Of the lines below, count those containing the word "JSON". Reply with the number alone.

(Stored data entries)
+ + + +
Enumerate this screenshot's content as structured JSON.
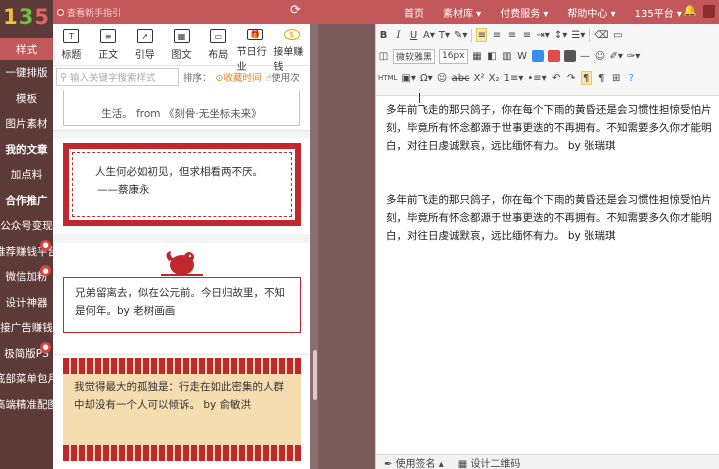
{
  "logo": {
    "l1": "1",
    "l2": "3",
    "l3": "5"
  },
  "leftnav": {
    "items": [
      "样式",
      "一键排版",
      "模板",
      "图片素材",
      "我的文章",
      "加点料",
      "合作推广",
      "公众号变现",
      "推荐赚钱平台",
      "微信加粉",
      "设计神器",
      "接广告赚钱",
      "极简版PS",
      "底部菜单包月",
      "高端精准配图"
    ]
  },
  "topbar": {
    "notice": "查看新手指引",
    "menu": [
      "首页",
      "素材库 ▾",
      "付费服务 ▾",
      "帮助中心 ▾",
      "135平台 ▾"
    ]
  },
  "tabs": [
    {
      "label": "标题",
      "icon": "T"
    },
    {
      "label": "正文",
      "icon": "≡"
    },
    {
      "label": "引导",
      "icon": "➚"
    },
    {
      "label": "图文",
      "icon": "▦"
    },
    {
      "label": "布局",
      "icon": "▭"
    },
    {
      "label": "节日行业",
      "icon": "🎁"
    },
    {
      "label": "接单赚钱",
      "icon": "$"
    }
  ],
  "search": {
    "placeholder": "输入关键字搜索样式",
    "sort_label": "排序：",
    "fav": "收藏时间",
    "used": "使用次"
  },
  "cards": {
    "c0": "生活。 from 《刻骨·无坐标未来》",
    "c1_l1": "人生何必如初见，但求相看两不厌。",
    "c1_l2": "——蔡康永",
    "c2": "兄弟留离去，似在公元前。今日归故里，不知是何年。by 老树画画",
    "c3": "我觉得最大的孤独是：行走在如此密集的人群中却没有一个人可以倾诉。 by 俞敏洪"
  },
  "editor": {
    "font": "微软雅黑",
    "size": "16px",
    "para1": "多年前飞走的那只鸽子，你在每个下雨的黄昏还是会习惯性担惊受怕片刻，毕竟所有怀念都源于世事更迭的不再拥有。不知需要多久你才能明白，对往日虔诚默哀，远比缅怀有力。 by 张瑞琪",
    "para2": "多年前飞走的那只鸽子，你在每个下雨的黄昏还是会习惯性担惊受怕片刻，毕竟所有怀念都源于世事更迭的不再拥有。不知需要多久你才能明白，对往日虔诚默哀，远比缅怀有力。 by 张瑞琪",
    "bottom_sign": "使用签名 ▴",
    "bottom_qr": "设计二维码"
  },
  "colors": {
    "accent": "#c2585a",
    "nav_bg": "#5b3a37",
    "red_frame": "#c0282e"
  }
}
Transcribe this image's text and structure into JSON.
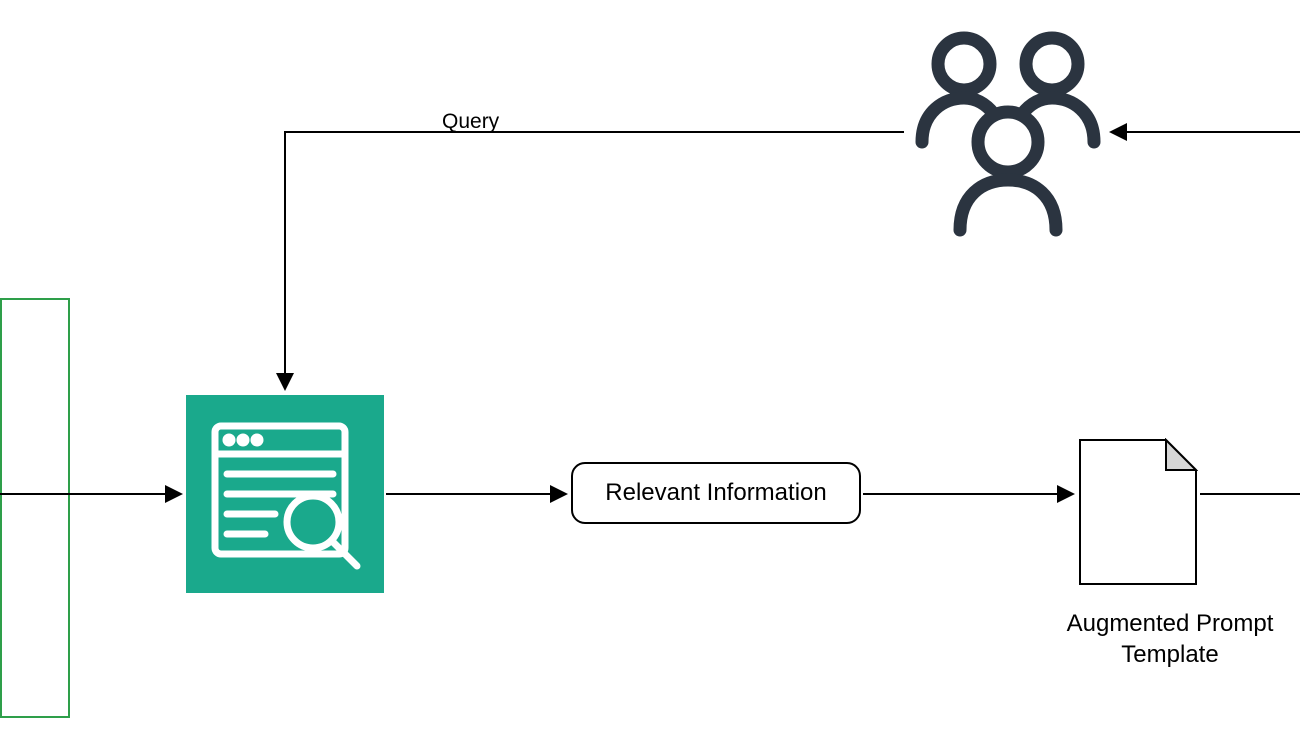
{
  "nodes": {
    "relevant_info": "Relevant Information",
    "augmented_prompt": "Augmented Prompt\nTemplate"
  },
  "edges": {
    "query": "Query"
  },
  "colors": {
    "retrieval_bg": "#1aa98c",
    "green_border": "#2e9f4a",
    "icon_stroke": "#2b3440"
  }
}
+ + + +
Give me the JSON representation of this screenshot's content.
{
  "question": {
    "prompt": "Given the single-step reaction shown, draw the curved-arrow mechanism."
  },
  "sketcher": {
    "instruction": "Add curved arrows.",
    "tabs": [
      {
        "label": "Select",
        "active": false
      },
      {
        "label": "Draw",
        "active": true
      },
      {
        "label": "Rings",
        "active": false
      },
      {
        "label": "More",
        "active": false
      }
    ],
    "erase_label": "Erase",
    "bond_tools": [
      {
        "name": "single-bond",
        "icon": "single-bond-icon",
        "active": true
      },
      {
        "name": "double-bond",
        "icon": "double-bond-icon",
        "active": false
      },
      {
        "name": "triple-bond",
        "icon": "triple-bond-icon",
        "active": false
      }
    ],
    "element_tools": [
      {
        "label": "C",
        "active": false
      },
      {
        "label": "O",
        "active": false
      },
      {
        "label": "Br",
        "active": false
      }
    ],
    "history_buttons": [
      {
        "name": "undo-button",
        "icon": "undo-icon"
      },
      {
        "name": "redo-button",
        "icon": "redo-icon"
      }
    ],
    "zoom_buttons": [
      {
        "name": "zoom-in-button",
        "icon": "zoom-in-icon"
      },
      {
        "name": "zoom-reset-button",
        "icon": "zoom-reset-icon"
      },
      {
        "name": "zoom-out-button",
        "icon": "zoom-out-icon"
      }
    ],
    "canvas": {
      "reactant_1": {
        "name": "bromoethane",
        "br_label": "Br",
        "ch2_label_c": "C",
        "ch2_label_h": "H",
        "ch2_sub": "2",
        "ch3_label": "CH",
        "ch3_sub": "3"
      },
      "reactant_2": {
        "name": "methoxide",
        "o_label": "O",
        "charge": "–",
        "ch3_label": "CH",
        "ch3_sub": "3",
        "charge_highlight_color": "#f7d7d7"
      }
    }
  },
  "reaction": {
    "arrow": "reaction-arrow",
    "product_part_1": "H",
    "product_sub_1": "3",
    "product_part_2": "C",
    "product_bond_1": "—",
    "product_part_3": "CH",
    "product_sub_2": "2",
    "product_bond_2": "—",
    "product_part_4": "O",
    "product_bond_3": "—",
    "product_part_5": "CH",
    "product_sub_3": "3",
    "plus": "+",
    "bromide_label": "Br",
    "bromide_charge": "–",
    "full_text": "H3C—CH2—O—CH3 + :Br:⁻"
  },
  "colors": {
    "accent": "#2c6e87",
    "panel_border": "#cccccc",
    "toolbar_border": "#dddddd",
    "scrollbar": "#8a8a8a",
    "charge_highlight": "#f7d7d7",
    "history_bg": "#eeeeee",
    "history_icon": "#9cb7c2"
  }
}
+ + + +
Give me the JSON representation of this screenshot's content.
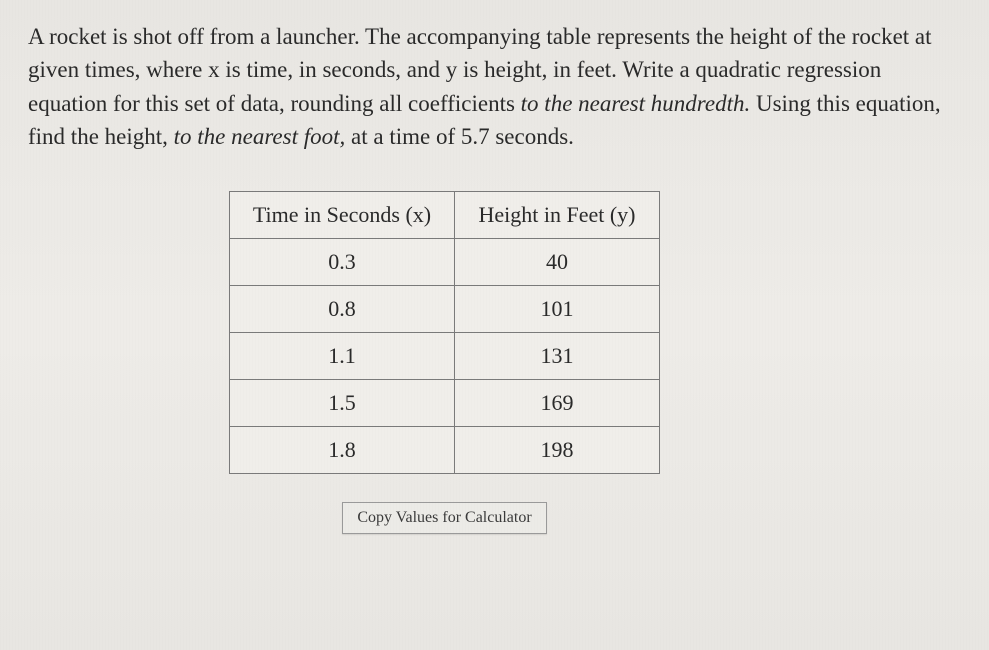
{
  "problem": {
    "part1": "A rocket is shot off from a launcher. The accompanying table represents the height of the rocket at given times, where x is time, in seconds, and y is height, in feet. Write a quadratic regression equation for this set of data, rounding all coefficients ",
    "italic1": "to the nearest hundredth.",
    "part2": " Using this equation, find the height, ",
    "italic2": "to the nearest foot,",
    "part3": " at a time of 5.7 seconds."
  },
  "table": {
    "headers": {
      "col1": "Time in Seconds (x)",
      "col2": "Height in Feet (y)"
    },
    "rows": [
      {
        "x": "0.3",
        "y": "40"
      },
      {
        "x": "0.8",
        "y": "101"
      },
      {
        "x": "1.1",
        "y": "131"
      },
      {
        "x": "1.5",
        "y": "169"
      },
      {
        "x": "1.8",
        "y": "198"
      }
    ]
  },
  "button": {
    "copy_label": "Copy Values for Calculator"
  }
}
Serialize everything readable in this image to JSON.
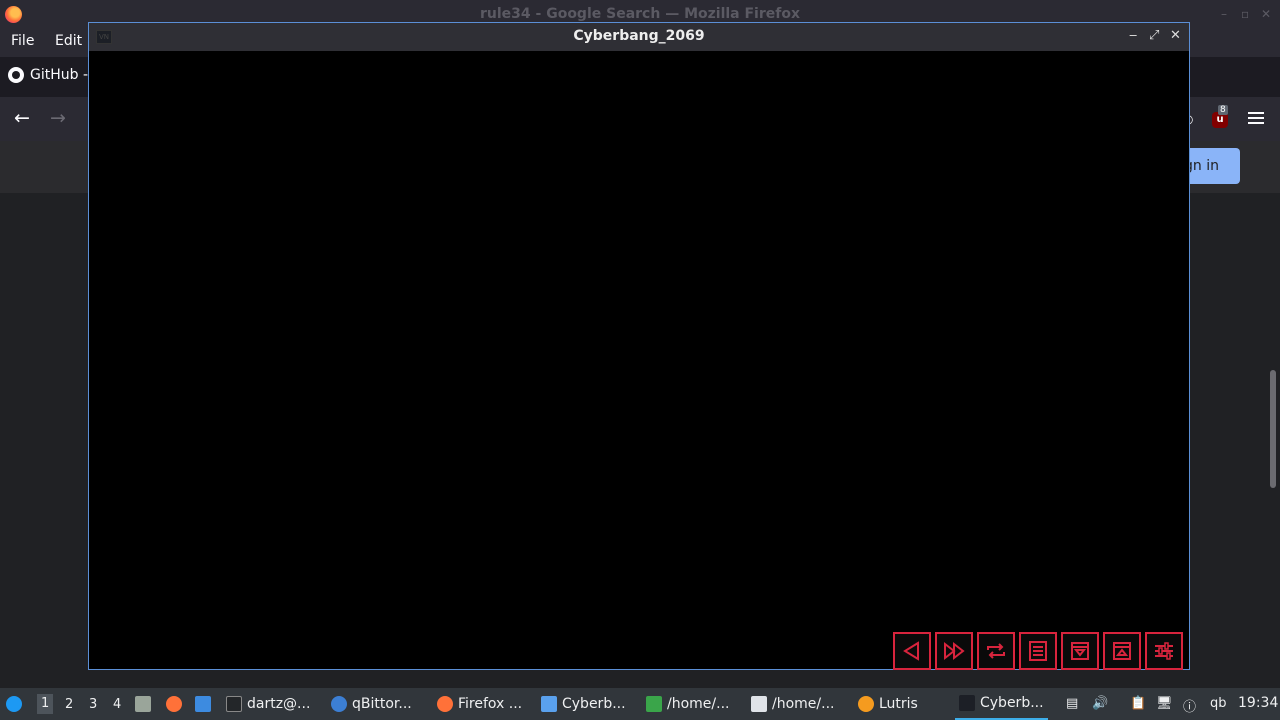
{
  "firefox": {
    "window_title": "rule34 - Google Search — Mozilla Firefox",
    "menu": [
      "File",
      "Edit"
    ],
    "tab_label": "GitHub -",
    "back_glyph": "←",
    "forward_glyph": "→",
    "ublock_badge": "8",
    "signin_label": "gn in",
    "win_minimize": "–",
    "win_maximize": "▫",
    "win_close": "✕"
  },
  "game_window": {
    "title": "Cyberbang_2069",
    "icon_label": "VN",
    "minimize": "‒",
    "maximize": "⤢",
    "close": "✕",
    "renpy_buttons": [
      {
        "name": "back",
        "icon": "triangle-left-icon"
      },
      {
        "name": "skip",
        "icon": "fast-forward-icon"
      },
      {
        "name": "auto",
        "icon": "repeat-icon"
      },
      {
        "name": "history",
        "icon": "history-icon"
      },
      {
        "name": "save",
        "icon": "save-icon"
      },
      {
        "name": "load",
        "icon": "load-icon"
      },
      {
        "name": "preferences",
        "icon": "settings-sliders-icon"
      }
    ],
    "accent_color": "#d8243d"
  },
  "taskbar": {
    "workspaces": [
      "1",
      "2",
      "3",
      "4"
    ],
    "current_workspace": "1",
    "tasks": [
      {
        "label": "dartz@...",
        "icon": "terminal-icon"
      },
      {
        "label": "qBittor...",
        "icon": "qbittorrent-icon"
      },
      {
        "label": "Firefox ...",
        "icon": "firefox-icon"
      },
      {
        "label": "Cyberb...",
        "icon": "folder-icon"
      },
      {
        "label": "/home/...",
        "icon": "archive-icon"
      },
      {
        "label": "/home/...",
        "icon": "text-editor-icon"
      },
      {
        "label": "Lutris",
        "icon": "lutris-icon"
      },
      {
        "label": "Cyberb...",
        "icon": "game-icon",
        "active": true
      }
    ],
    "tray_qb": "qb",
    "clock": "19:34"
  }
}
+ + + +
**Written answer:**
5